What you should do: Would you restate every entry that follows, word for word, and leave out the pictures?

Data excerpts:
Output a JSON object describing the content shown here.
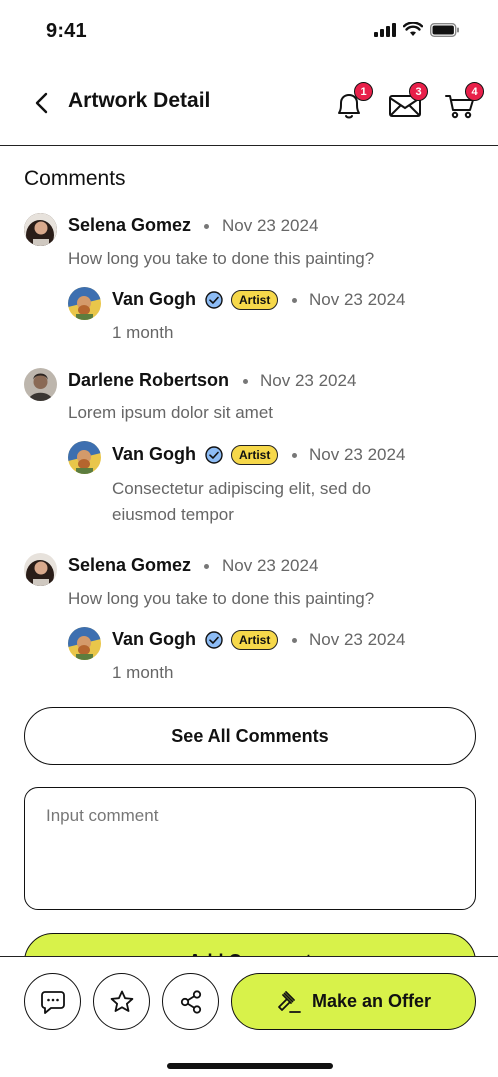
{
  "status": {
    "time": "9:41"
  },
  "header": {
    "title": "Artwork Detail",
    "badges": {
      "notifications": "1",
      "messages": "3",
      "cart": "4"
    }
  },
  "comments_section": {
    "title": "Comments",
    "threads": [
      {
        "name": "Selena Gomez",
        "date": "Nov 23 2024",
        "text": "How long you take to done this painting?",
        "reply": {
          "name": "Van Gogh",
          "tag": "Artist",
          "date": "Nov 23 2024",
          "text": "1 month"
        }
      },
      {
        "name": "Darlene Robertson",
        "date": "Nov 23 2024",
        "text": "Lorem ipsum dolor sit amet",
        "reply": {
          "name": "Van Gogh",
          "tag": "Artist",
          "date": "Nov 23 2024",
          "text": "Consectetur adipiscing elit, sed do eiusmod tempor"
        }
      },
      {
        "name": "Selena Gomez",
        "date": "Nov 23 2024",
        "text": "How long you take to done this painting?",
        "reply": {
          "name": "Van Gogh",
          "tag": "Artist",
          "date": "Nov 23 2024",
          "text": "1 month"
        }
      }
    ],
    "see_all_label": "See All Comments",
    "input_placeholder": "Input comment",
    "add_comment_label": "Add Comment"
  },
  "bottom_bar": {
    "offer_label": "Make an Offer"
  },
  "colors": {
    "accent": "#d8f24a",
    "badge": "#e8204a",
    "artist_tag": "#f6d84a",
    "verified": "#4a8ef0"
  },
  "icons": [
    "back-icon",
    "bell-icon",
    "mail-icon",
    "cart-icon",
    "verified-icon",
    "chat-icon",
    "star-icon",
    "share-icon",
    "gavel-icon"
  ]
}
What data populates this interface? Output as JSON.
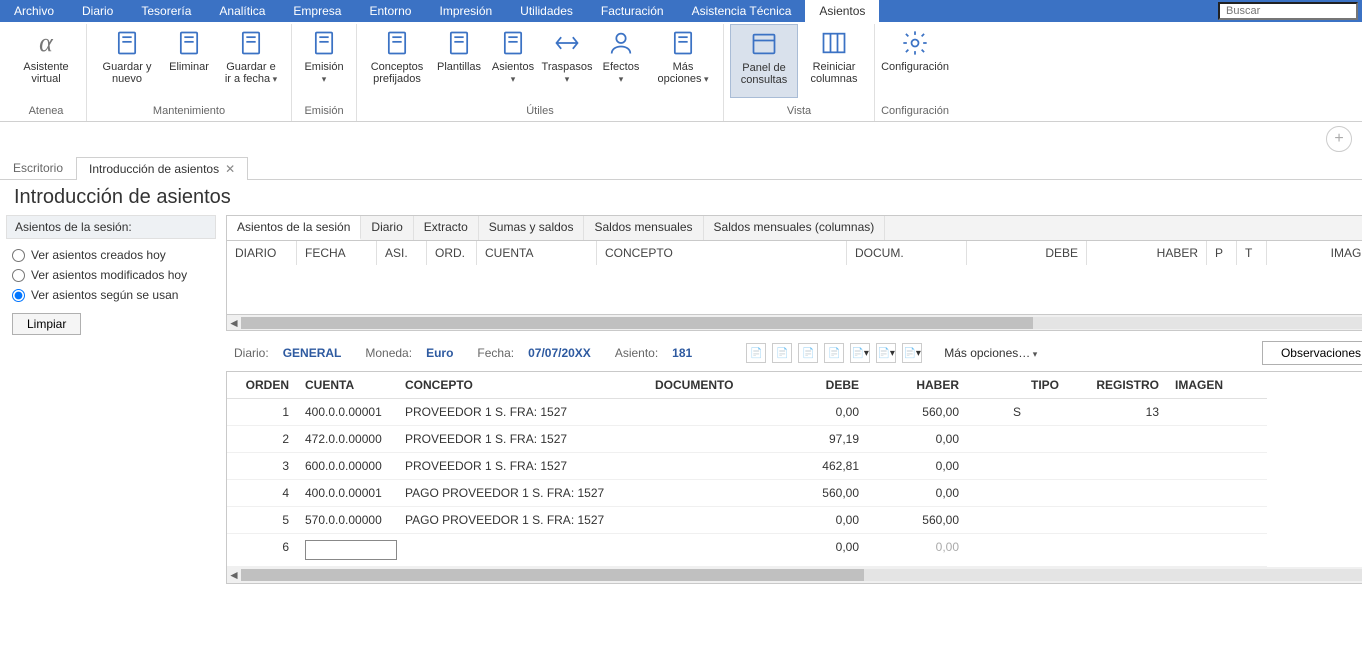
{
  "search_placeholder": "Buscar",
  "menu": [
    "Archivo",
    "Diario",
    "Tesorería",
    "Analítica",
    "Empresa",
    "Entorno",
    "Impresión",
    "Utilidades",
    "Facturación",
    "Asistencia Técnica",
    "Asientos"
  ],
  "menu_active": 10,
  "ribbon": {
    "groups": [
      {
        "label": "Atenea",
        "items": [
          {
            "label": "Asistente virtual",
            "name": "asistente-virtual",
            "icon": "alpha"
          }
        ]
      },
      {
        "label": "Mantenimiento",
        "items": [
          {
            "label": "Guardar y nuevo",
            "name": "guardar-y-nuevo",
            "icon": "doc-plus"
          },
          {
            "label": "Eliminar",
            "name": "eliminar",
            "icon": "doc-x"
          },
          {
            "label": "Guardar e ir a fecha",
            "name": "guardar-ir-fecha",
            "icon": "doc-arrow",
            "dropdown": true
          }
        ]
      },
      {
        "label": "Emisión",
        "items": [
          {
            "label": "Emisión",
            "name": "emision",
            "icon": "doc-edit",
            "dropdown": true
          }
        ]
      },
      {
        "label": "Útiles",
        "items": [
          {
            "label": "Conceptos prefijados",
            "name": "conceptos-prefijados",
            "icon": "doc-list"
          },
          {
            "label": "Plantillas",
            "name": "plantillas",
            "icon": "doc-plus2"
          },
          {
            "label": "Asientos",
            "name": "asientos-util",
            "icon": "doc-edit2",
            "dropdown": true
          },
          {
            "label": "Traspasos",
            "name": "traspasos",
            "icon": "arrows",
            "dropdown": true
          },
          {
            "label": "Efectos",
            "name": "efectos",
            "icon": "person",
            "dropdown": true
          },
          {
            "label": "Más opciones",
            "name": "mas-opciones",
            "icon": "doc-more",
            "dropdown": true
          }
        ]
      },
      {
        "label": "Vista",
        "items": [
          {
            "label": "Panel de consultas",
            "name": "panel-consultas",
            "icon": "panel",
            "active": true
          },
          {
            "label": "Reiniciar columnas",
            "name": "reiniciar-columnas",
            "icon": "columns"
          }
        ]
      },
      {
        "label": "Configuración",
        "items": [
          {
            "label": "Configuración",
            "name": "configuracion",
            "icon": "gear"
          }
        ]
      }
    ]
  },
  "doc_tabs": [
    {
      "label": "Escritorio",
      "closable": false,
      "active": false
    },
    {
      "label": "Introducción de asientos",
      "closable": true,
      "active": true
    }
  ],
  "page_title": "Introducción de asientos",
  "sidebar": {
    "header": "Asientos de la sesión:",
    "radios": [
      {
        "label": "Ver asientos creados hoy",
        "checked": false
      },
      {
        "label": "Ver asientos modificados hoy",
        "checked": false
      },
      {
        "label": "Ver asientos según se usan",
        "checked": true
      }
    ],
    "clear_btn": "Limpiar"
  },
  "inner_tabs": [
    "Asientos de la sesión",
    "Diario",
    "Extracto",
    "Sumas y saldos",
    "Saldos mensuales",
    "Saldos mensuales (columnas)"
  ],
  "inner_tab_active": 0,
  "grid_headers": [
    "DIARIO",
    "FECHA",
    "ASI.",
    "ORD.",
    "CUENTA",
    "CONCEPTO",
    "DOCUM.",
    "DEBE",
    "HABER",
    "P",
    "T",
    "IMAGEN"
  ],
  "info": {
    "diario_lbl": "Diario:",
    "diario_val": "GENERAL",
    "moneda_lbl": "Moneda:",
    "moneda_val": "Euro",
    "fecha_lbl": "Fecha:",
    "fecha_val": "07/07/20XX",
    "asiento_lbl": "Asiento:",
    "asiento_val": "181",
    "more_opts": "Más opciones…",
    "obs_btn": "Observaciones"
  },
  "btable": {
    "headers": [
      "ORDEN",
      "CUENTA",
      "CONCEPTO",
      "DOCUMENTO",
      "DEBE",
      "HABER",
      "TIPO",
      "REGISTRO",
      "IMAGEN"
    ],
    "rows": [
      {
        "orden": "1",
        "cuenta": "400.0.0.00001",
        "concepto": "PROVEEDOR 1 S. FRA:  1527",
        "documento": "",
        "debe": "0,00",
        "haber": "560,00",
        "tipo": "S",
        "registro": "13",
        "imagen": ""
      },
      {
        "orden": "2",
        "cuenta": "472.0.0.00000",
        "concepto": "PROVEEDOR 1 S. FRA:  1527",
        "documento": "",
        "debe": "97,19",
        "haber": "0,00",
        "tipo": "",
        "registro": "",
        "imagen": ""
      },
      {
        "orden": "3",
        "cuenta": "600.0.0.00000",
        "concepto": "PROVEEDOR 1 S. FRA:  1527",
        "documento": "",
        "debe": "462,81",
        "haber": "0,00",
        "tipo": "",
        "registro": "",
        "imagen": ""
      },
      {
        "orden": "4",
        "cuenta": "400.0.0.00001",
        "concepto": "PAGO PROVEEDOR 1 S. FRA:  1527",
        "documento": "",
        "debe": "560,00",
        "haber": "0,00",
        "tipo": "",
        "registro": "",
        "imagen": ""
      },
      {
        "orden": "5",
        "cuenta": "570.0.0.00000",
        "concepto": "PAGO PROVEEDOR 1 S. FRA:  1527",
        "documento": "",
        "debe": "0,00",
        "haber": "560,00",
        "tipo": "",
        "registro": "",
        "imagen": ""
      },
      {
        "orden": "6",
        "cuenta": "",
        "concepto": "",
        "documento": "",
        "debe": "0,00",
        "haber": "0,00",
        "tipo": "",
        "registro": "",
        "imagen": "",
        "editing": true,
        "haber_grey": true
      }
    ]
  }
}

Result for this exercise:
Output a JSON object describing the content shown here.
{
  "status": {
    "time": "9:41"
  },
  "header": {
    "title": "Artwork Detail",
    "badges": {
      "notifications": "1",
      "messages": "3",
      "cart": "4"
    }
  },
  "comments_section": {
    "title": "Comments",
    "threads": [
      {
        "name": "Selena Gomez",
        "date": "Nov 23 2024",
        "text": "How long you take to done this painting?",
        "reply": {
          "name": "Van Gogh",
          "tag": "Artist",
          "date": "Nov 23 2024",
          "text": "1 month"
        }
      },
      {
        "name": "Darlene Robertson",
        "date": "Nov 23 2024",
        "text": "Lorem ipsum dolor sit amet",
        "reply": {
          "name": "Van Gogh",
          "tag": "Artist",
          "date": "Nov 23 2024",
          "text": "Consectetur adipiscing elit, sed do eiusmod tempor"
        }
      },
      {
        "name": "Selena Gomez",
        "date": "Nov 23 2024",
        "text": "How long you take to done this painting?",
        "reply": {
          "name": "Van Gogh",
          "tag": "Artist",
          "date": "Nov 23 2024",
          "text": "1 month"
        }
      }
    ],
    "see_all_label": "See All Comments",
    "input_placeholder": "Input comment",
    "add_comment_label": "Add Comment"
  },
  "bottom_bar": {
    "offer_label": "Make an Offer"
  },
  "colors": {
    "accent": "#d8f24a",
    "badge": "#e8204a",
    "artist_tag": "#f6d84a",
    "verified": "#4a8ef0"
  },
  "icons": [
    "back-icon",
    "bell-icon",
    "mail-icon",
    "cart-icon",
    "verified-icon",
    "chat-icon",
    "star-icon",
    "share-icon",
    "gavel-icon"
  ]
}
What data populates this interface? Output as JSON.
{
  "search_placeholder": "Buscar",
  "menu": [
    "Archivo",
    "Diario",
    "Tesorería",
    "Analítica",
    "Empresa",
    "Entorno",
    "Impresión",
    "Utilidades",
    "Facturación",
    "Asistencia Técnica",
    "Asientos"
  ],
  "menu_active": 10,
  "ribbon": {
    "groups": [
      {
        "label": "Atenea",
        "items": [
          {
            "label": "Asistente virtual",
            "name": "asistente-virtual",
            "icon": "alpha"
          }
        ]
      },
      {
        "label": "Mantenimiento",
        "items": [
          {
            "label": "Guardar y nuevo",
            "name": "guardar-y-nuevo",
            "icon": "doc-plus"
          },
          {
            "label": "Eliminar",
            "name": "eliminar",
            "icon": "doc-x"
          },
          {
            "label": "Guardar e ir a fecha",
            "name": "guardar-ir-fecha",
            "icon": "doc-arrow",
            "dropdown": true
          }
        ]
      },
      {
        "label": "Emisión",
        "items": [
          {
            "label": "Emisión",
            "name": "emision",
            "icon": "doc-edit",
            "dropdown": true
          }
        ]
      },
      {
        "label": "Útiles",
        "items": [
          {
            "label": "Conceptos prefijados",
            "name": "conceptos-prefijados",
            "icon": "doc-list"
          },
          {
            "label": "Plantillas",
            "name": "plantillas",
            "icon": "doc-plus2"
          },
          {
            "label": "Asientos",
            "name": "asientos-util",
            "icon": "doc-edit2",
            "dropdown": true
          },
          {
            "label": "Traspasos",
            "name": "traspasos",
            "icon": "arrows",
            "dropdown": true
          },
          {
            "label": "Efectos",
            "name": "efectos",
            "icon": "person",
            "dropdown": true
          },
          {
            "label": "Más opciones",
            "name": "mas-opciones",
            "icon": "doc-more",
            "dropdown": true
          }
        ]
      },
      {
        "label": "Vista",
        "items": [
          {
            "label": "Panel de consultas",
            "name": "panel-consultas",
            "icon": "panel",
            "active": true
          },
          {
            "label": "Reiniciar columnas",
            "name": "reiniciar-columnas",
            "icon": "columns"
          }
        ]
      },
      {
        "label": "Configuración",
        "items": [
          {
            "label": "Configuración",
            "name": "configuracion",
            "icon": "gear"
          }
        ]
      }
    ]
  },
  "doc_tabs": [
    {
      "label": "Escritorio",
      "closable": false,
      "active": false
    },
    {
      "label": "Introducción de asientos",
      "closable": true,
      "active": true
    }
  ],
  "page_title": "Introducción de asientos",
  "sidebar": {
    "header": "Asientos de la sesión:",
    "radios": [
      {
        "label": "Ver asientos creados hoy",
        "checked": false
      },
      {
        "label": "Ver asientos modificados hoy",
        "checked": false
      },
      {
        "label": "Ver asientos según se usan",
        "checked": true
      }
    ],
    "clear_btn": "Limpiar"
  },
  "inner_tabs": [
    "Asientos de la sesión",
    "Diario",
    "Extracto",
    "Sumas y saldos",
    "Saldos mensuales",
    "Saldos mensuales (columnas)"
  ],
  "inner_tab_active": 0,
  "grid_headers": [
    "DIARIO",
    "FECHA",
    "ASI.",
    "ORD.",
    "CUENTA",
    "CONCEPTO",
    "DOCUM.",
    "DEBE",
    "HABER",
    "P",
    "T",
    "IMAGEN"
  ],
  "info": {
    "diario_lbl": "Diario:",
    "diario_val": "GENERAL",
    "moneda_lbl": "Moneda:",
    "moneda_val": "Euro",
    "fecha_lbl": "Fecha:",
    "fecha_val": "07/07/20XX",
    "asiento_lbl": "Asiento:",
    "asiento_val": "181",
    "more_opts": "Más opciones…",
    "obs_btn": "Observaciones"
  },
  "btable": {
    "headers": [
      "ORDEN",
      "CUENTA",
      "CONCEPTO",
      "DOCUMENTO",
      "DEBE",
      "HABER",
      "TIPO",
      "REGISTRO",
      "IMAGEN"
    ],
    "rows": [
      {
        "orden": "1",
        "cuenta": "400.0.0.00001",
        "concepto": "PROVEEDOR 1 S. FRA:  1527",
        "documento": "",
        "debe": "0,00",
        "haber": "560,00",
        "tipo": "S",
        "registro": "13",
        "imagen": ""
      },
      {
        "orden": "2",
        "cuenta": "472.0.0.00000",
        "concepto": "PROVEEDOR 1 S. FRA:  1527",
        "documento": "",
        "debe": "97,19",
        "haber": "0,00",
        "tipo": "",
        "registro": "",
        "imagen": ""
      },
      {
        "orden": "3",
        "cuenta": "600.0.0.00000",
        "concepto": "PROVEEDOR 1 S. FRA:  1527",
        "documento": "",
        "debe": "462,81",
        "haber": "0,00",
        "tipo": "",
        "registro": "",
        "imagen": ""
      },
      {
        "orden": "4",
        "cuenta": "400.0.0.00001",
        "concepto": "PAGO PROVEEDOR 1 S. FRA:  1527",
        "documento": "",
        "debe": "560,00",
        "haber": "0,00",
        "tipo": "",
        "registro": "",
        "imagen": ""
      },
      {
        "orden": "5",
        "cuenta": "570.0.0.00000",
        "concepto": "PAGO PROVEEDOR 1 S. FRA:  1527",
        "documento": "",
        "debe": "0,00",
        "haber": "560,00",
        "tipo": "",
        "registro": "",
        "imagen": ""
      },
      {
        "orden": "6",
        "cuenta": "",
        "concepto": "",
        "documento": "",
        "debe": "0,00",
        "haber": "0,00",
        "tipo": "",
        "registro": "",
        "imagen": "",
        "editing": true,
        "haber_grey": true
      }
    ]
  }
}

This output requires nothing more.